    Clinton is not a rational man and that may explain why he wants Gore to lose. He's so self-absorbed, he'd rather have a Republican in the White House than Gore be proven a better president. As for the Vice President, he stands for nothing and therefore only people who have patronage/transactional reasons to be for him are for him. Now, if Gore had a lick of moonshine sense, he'd have resigned his office on principle last year, at the height of the Lewinsky scandal, setting him apart from all the rest of Clinton's entourage who disgracefully let their boss lie to them and still remained at the White House. Talk about integrity! He'd be at least even in the polls right now with Gov. Bush; Bradley wouldn't even matter. Instead, Gore, on the day of Clinton's deserved impeachment, said his boss would be remembered as one of the greatest American presidents. That's a sound bite we'll be seeing in GOP commercials from March of next year till Election Day.

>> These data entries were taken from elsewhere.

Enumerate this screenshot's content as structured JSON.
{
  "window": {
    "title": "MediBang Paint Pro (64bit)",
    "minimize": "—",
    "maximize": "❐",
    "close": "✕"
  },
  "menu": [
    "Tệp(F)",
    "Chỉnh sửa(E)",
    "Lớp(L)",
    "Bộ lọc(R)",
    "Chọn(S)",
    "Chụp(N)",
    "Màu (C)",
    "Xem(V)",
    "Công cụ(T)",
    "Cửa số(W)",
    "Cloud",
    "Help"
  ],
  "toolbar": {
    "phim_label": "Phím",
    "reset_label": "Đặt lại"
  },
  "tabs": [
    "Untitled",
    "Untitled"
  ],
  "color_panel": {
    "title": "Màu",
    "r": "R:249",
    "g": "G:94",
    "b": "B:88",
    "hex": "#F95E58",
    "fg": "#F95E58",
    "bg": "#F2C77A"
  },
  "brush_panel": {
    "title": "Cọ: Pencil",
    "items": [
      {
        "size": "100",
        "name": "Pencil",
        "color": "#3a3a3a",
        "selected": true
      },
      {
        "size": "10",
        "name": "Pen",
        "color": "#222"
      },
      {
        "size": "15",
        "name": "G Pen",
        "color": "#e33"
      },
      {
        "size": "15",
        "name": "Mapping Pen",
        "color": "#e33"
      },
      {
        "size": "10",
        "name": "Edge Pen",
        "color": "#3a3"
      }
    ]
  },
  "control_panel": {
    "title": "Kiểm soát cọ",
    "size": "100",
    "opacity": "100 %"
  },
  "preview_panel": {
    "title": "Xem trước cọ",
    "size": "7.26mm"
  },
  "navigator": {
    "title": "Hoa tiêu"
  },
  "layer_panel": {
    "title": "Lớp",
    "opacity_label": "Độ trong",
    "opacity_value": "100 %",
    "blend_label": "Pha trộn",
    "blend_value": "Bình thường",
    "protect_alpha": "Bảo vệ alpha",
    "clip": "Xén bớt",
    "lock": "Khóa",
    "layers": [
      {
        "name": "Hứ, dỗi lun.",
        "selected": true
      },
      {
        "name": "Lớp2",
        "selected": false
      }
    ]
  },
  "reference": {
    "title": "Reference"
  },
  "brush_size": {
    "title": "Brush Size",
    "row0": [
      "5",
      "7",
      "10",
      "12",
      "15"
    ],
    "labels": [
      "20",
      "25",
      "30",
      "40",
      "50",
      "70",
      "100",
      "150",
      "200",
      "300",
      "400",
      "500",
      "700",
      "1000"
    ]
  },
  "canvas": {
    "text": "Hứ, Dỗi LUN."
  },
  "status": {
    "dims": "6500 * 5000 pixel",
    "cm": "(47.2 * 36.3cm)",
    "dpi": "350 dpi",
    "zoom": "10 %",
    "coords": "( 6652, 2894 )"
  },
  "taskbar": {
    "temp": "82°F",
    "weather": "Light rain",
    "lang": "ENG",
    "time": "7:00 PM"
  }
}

    Rudy's The Winner I don't have much to add regarding the Brooklyn Museum "Sensation" controversy, except to reiterate my view that Rudy Giuliani is correct in taking action against the taxpayer-subsidized institution. Despite a Daily News poll last week that showed a clear majority against Giuliani's vitriolic stand, two days later the News reported the Mayor's approval rating has shot up to 54 percent, his strongest showing in a year. Meanwhile, he's been pilloried in the press. On Sunday, Newsday's Les Payne absurdly compared Giuliani to Khrushchev, Mao and the Ayatollah Khomeini. On Crossfire's Sept. 28 airing, Rep. Jerrold Nadler, a Bill Bradley supporter who admitted he hadn't been to the BMA in "decades," nonetheless condemned Giuliani. He said: "Well, the fact is that the city of New York is under no obligation to fund art. I think it should and it has chosen to do so. Having done that, it should not be in the position of choosing what the city thinks or even what the Mayor thinks?is offensive or wrong. If you fund the Brooklyn Museum, then it's up to their board of directors to decide what's appropriate to put there. And if you think that they have made a mistake, if you think that they're being offensive, picket them, argue with them, boycott them."

    Conservative host Robert Novak then gets the better of Nadler. Novak: "You mean, they would have an anti-homosexual painting permitted in the Brooklyn Museum of Art? Give me a break." Nadler: "I don't think in the Brooklyn Museum of Art they would. Well, I don't know. I don't know. I haven't been there."

    On Sunday's This Week, Giuliani crystallized his position: "Taxpayer dollars shouldn't be on either side of this dispute. We can't support religion. We shouldn't support vicious attacks on religion, either." On Thursday, the Times' William Safire was that paper's lone voice of reason, writing, "Freedom of expression is a right, but public payment for it is not an entitlement."

    As I've said before, the $7 million the city kicks in to the BMA is pocket change for countless New Yorkers who are outraged over Giuliani's alleged insensitivity to the arts. Why doesn't one of those loudmouths kick in the dough, making the museum entirely private, get a wing named after him, and we wouldn't have a silly rhubarb like this again. I'd suggest Alec Baldwin, but the elephant dung element probably violates his PETA vows.